May the Force be with you.
Good and evil; there never is one without the other.
When I heard this game was going out of print, I decided to buy a copy along with both of the mini-expansions (Warhammer Quest: The Adventure Card Game – Witch Hunter Expansion Pack and Warhammer Quest: The Adventure Card Game – Trollslayer Expansion Pack). This is a fun co-op game for 1-4 players with lots of good decisions to make. It also offers a reasonable amount of replayability.
It comes with four heroes, each of which can be upgraded in a variety of different ways during the campaign: (1) you start with four basic action cards, and each of these can be upgraded to an advanced action card, (2) you can earn legendary cards that are unique to your character -- there are three possible legendary upgrades per character, and (3) you can earn gear cards along the way -- there are 33 gear cards.
It comes with two adventures: (1) a five-mission campaign-style adventure, and (2) a stand-alone "delve quest." I was vary sorry to see the game went out of print before additional adventures were released. But, I'm happy to say I have found a couple of unofficial fan-created adventures here on Board Game Geek.
Custom Quest -- Labyrinth Of The Minotaur

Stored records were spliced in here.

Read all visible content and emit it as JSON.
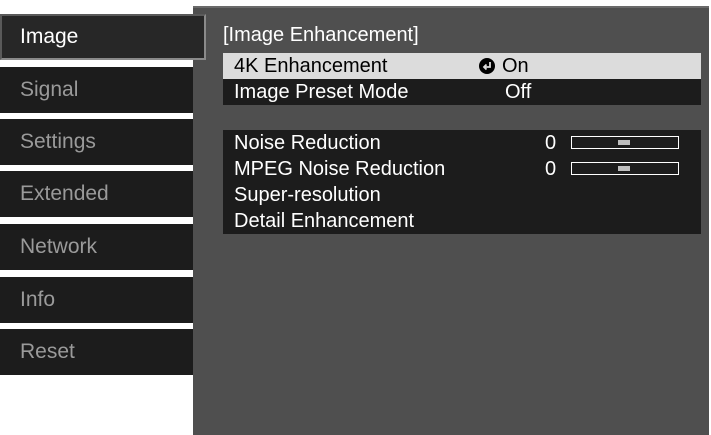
{
  "menu": {
    "tabs": [
      {
        "label": "Image"
      },
      {
        "label": "Signal"
      },
      {
        "label": "Settings"
      },
      {
        "label": "Extended"
      },
      {
        "label": "Network"
      },
      {
        "label": "Info"
      },
      {
        "label": "Reset"
      }
    ]
  },
  "panel": {
    "title": "[Image Enhancement]",
    "items": [
      {
        "label": "4K Enhancement",
        "value": "On",
        "icon": "enter-icon"
      },
      {
        "label": "Image Preset Mode",
        "value": "Off"
      },
      {
        "label": "Noise Reduction",
        "value": "0",
        "slider_level": 0.4
      },
      {
        "label": "MPEG Noise Reduction",
        "value": "0",
        "slider_level": 0.4
      },
      {
        "label": "Super-resolution"
      },
      {
        "label": "Detail Enhancement"
      }
    ]
  },
  "colors": {
    "panel_bg": "#4f4f4f",
    "row_bg": "#1c1c1c",
    "selected_bg": "#dcdcdc"
  }
}
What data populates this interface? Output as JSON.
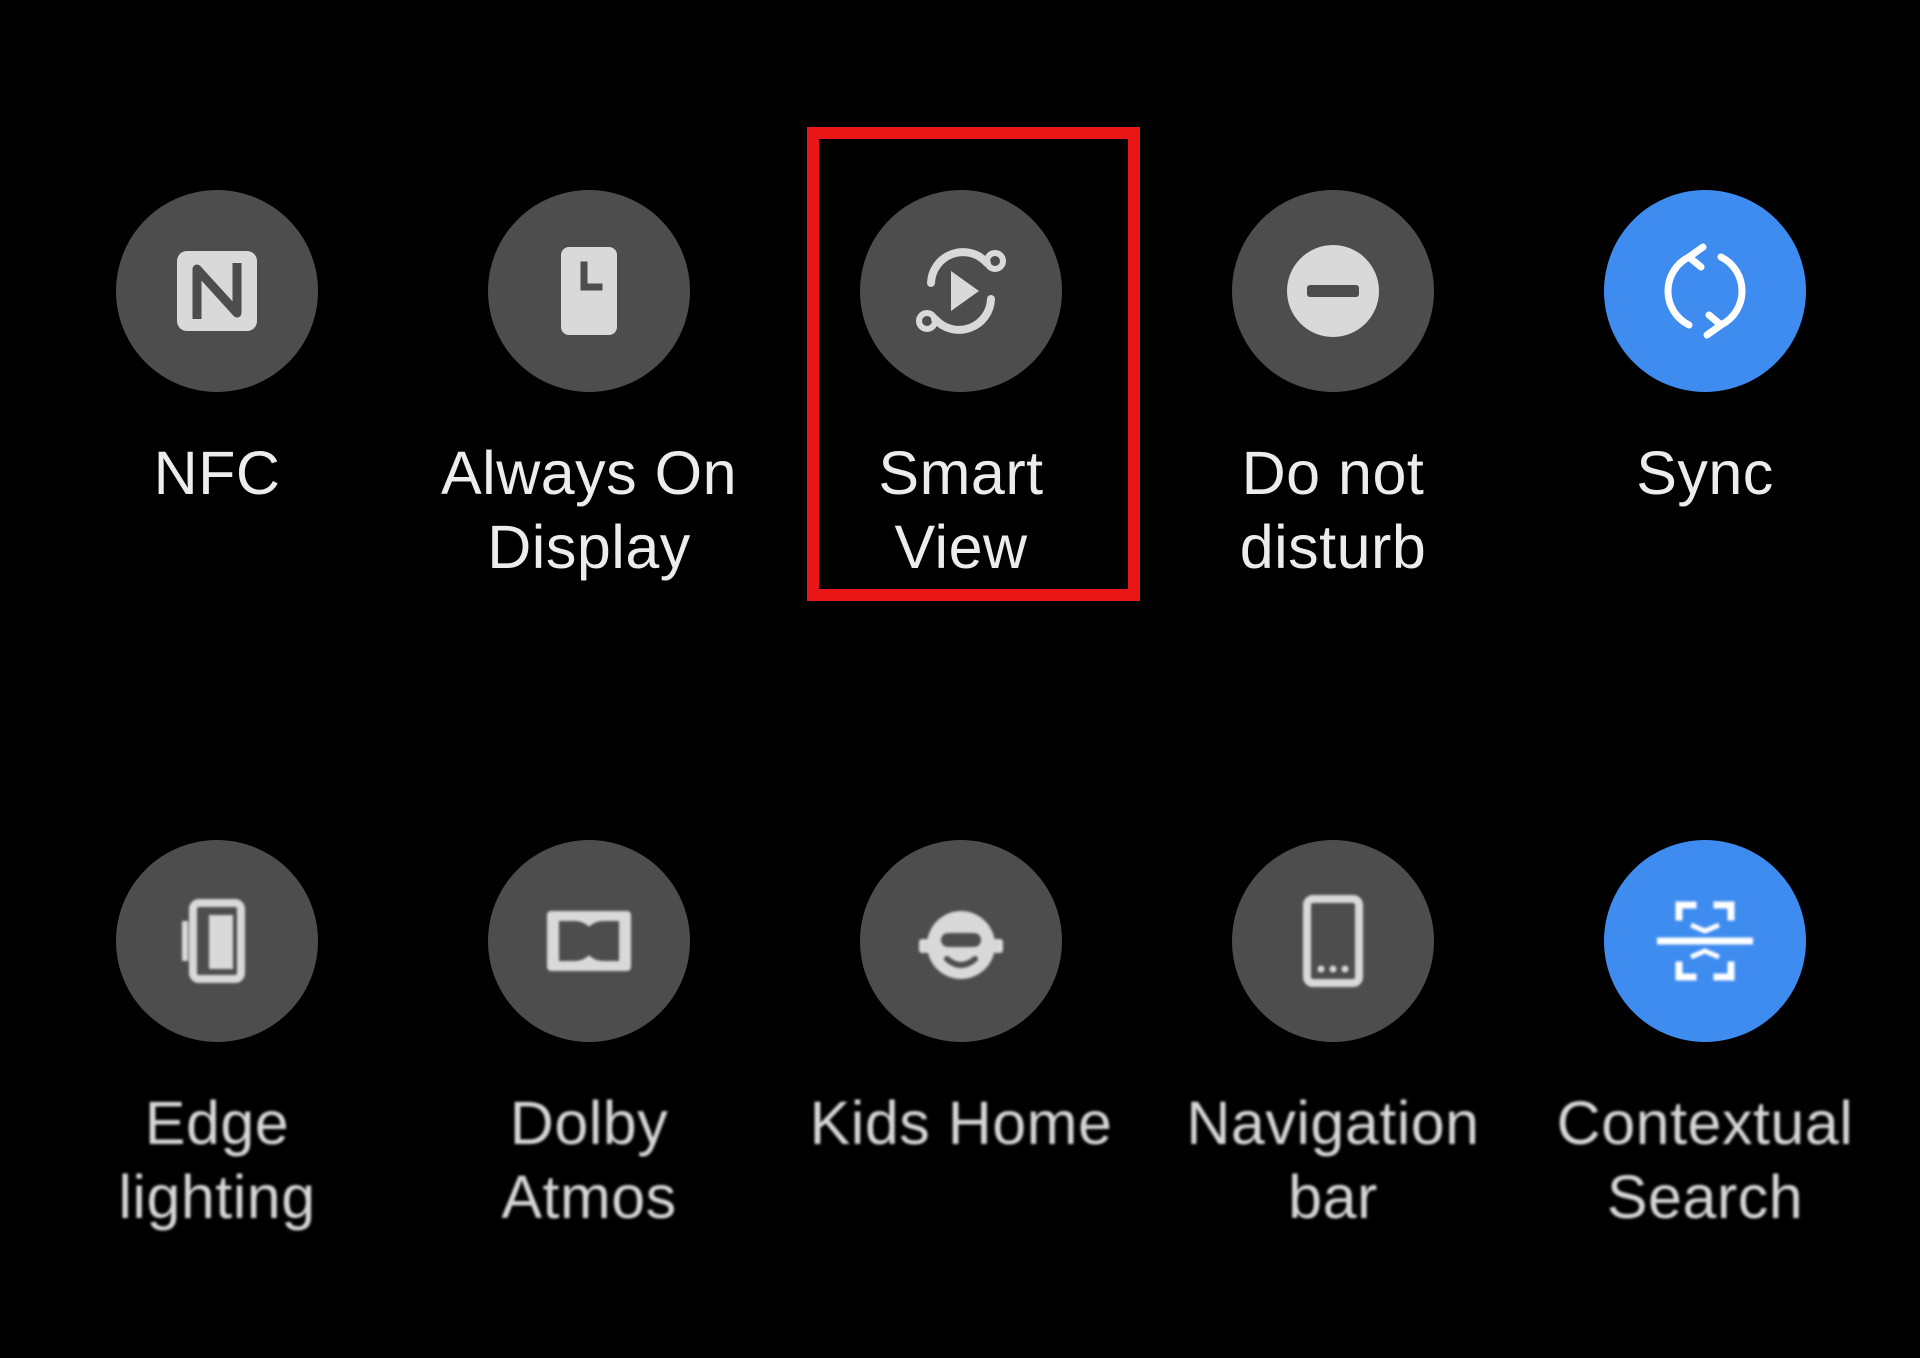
{
  "quick_panel": {
    "row1": [
      {
        "id": "nfc",
        "line1": "NFC",
        "line2": "",
        "icon": "nfc-icon",
        "state": "off"
      },
      {
        "id": "always-on-display",
        "line1": "Always On",
        "line2": "Display",
        "icon": "always-on-display-icon",
        "state": "off"
      },
      {
        "id": "smart-view",
        "line1": "Smart",
        "line2": "View",
        "icon": "smart-view-icon",
        "state": "off"
      },
      {
        "id": "do-not-disturb",
        "line1": "Do not",
        "line2": "disturb",
        "icon": "do-not-disturb-icon",
        "state": "off"
      },
      {
        "id": "sync",
        "line1": "Sync",
        "line2": "",
        "icon": "sync-icon",
        "state": "on"
      }
    ],
    "row2": [
      {
        "id": "edge-lighting",
        "line1": "Edge",
        "line2": "lighting",
        "icon": "edge-lighting-icon",
        "state": "off"
      },
      {
        "id": "dolby-atmos",
        "line1": "Dolby",
        "line2": "Atmos",
        "icon": "dolby-atmos-icon",
        "state": "off"
      },
      {
        "id": "kids-home",
        "line1": "Kids Home",
        "line2": "",
        "icon": "kids-home-icon",
        "state": "off"
      },
      {
        "id": "navigation-bar",
        "line1": "Navigation",
        "line2": "bar",
        "icon": "navigation-bar-icon",
        "state": "off"
      },
      {
        "id": "contextual-search",
        "line1": "Contextual",
        "line2": "Search",
        "icon": "contextual-search-icon",
        "state": "on"
      }
    ]
  },
  "highlighted_tile": "smart-view",
  "colors": {
    "background": "#000000",
    "tile_off": "#4d4d4d",
    "tile_on": "#3e8cf0",
    "icon_off": "#d9d9d9",
    "icon_on": "#ffffff",
    "label": "#ececec",
    "highlight_box": "#e81616"
  }
}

Custom Quest -- The Plagues
As noted above, two additional heroes were releases using a print-on-demand format, but those are also out of print and are very expensive at this point (and, unless you absolutely love the game, they are probably not worth the price right now).
It comes with 50 enemy cards, including 3 each of 15 different monsters (2 regular and 1 elite) and 5 unique nemesis enemies. It also includes 26 location cards including and 4 nemeses lairs. While it is always be nice to have more, this seems like enough to get several solid plays out of the game once you factor in the different types of adventures and the four different heroes.
I also found that the co-op (i.e., automated monster) mechanic / algorithm works well, and there were lots of good decisions to make re: what actions to take. For example, you get four action cards per character (rest, attack, explore, and aid). As mentioned earlier, these actions can be upgraded during the campaign. And, while all characters have access to the same actions, each hero's version of the action are VERY different. And, once you use an action you cannot use it again until you use the action card that has the "prepare icon" on it (and the action card with the prepare icon on it is different for each hero). So, you are constantly trying to balance the best available action at a given time with the need to prepare any previously used actions.
All things considered, I'm glad I was able to get a copy of this before it went out of print (even the base game without any expansions is worth it). The box is small so it doesn't take up much room on my game shelf. There are a number of good decisions to make, and there is good amount of replayability.
NOTE: Special thanks to those who posted the images used in this review. Click on images for original photo credit.
I really like this one too. It's far more playable than others of its ilk, like Mistfall.
I would have liked to have seen expansions but the game stands on its own as is and is a worthwhile acquisition all by itself.
i saw it on offer second hand locally but was wondering how it compares to Pathfinder the card game?